How do I begin to describe that which is reflected in the faces of the people I love most dearly, the people I’m closest to?

How can I try to begin to help you understand what brought me to wearing the browns?

Where do I begin to explain how this love, this infinite and powerful expression, has worked in my heart, in my mind, changed my eyes to see the world and the beauty and the suffering and the binary and the diversity?

Anger has no place anymore, and yet it works to push into the cracks and make the spaces wider.

Fear has no place anymore, and yet it works to unbind the mortar.

I go into that still place, the place where I trip over Latin words thousands of years in the making, signs of the cross that bring stillness deeper to my heart, brings the gaps closer together.  Beads in my pocket, copper and heavy, ringing with each step, reminding me of that stillness.

Quiet, the process of a Cistercian, an Englishman, into the cloud.  The unknowning.  The knowing and the dispersing of self, the emptying of fear and anger and all that is just as it should be with dollars and coins and bills and telephones


the filling of light

the smell of incense

the sound of chant in my throat

the hardness of stone on my knees

the taste of wheat and wine in my mouth

How do I begin to explain these movements, these words, these signs, these outward symbols  that seem so royal, so capital-driven, are markers to the outside that cannot see, the voice inside which cries out:

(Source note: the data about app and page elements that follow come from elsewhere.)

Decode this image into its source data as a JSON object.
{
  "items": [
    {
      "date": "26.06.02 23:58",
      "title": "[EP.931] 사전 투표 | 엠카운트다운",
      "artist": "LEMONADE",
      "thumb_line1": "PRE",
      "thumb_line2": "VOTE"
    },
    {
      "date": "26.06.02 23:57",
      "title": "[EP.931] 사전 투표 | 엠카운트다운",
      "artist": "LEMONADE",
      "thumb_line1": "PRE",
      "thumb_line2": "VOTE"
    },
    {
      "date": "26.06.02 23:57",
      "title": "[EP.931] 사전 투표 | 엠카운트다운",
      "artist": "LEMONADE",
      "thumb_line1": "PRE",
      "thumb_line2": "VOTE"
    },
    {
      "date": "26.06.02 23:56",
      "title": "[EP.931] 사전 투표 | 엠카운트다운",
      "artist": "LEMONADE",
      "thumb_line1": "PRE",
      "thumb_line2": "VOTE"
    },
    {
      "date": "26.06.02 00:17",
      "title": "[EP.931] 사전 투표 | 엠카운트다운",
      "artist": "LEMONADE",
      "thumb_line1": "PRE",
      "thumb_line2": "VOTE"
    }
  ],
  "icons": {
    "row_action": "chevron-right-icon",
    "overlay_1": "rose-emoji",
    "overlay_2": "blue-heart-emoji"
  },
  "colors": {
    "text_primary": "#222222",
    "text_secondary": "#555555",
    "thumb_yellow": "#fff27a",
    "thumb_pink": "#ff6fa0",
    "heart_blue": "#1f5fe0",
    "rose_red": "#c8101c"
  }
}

Agnus Dei, Agnus Dei, Agnus Dei, qui tollis peccata mundi, dona nobis pacem.

Breath in.

Breath out.



Love of (God)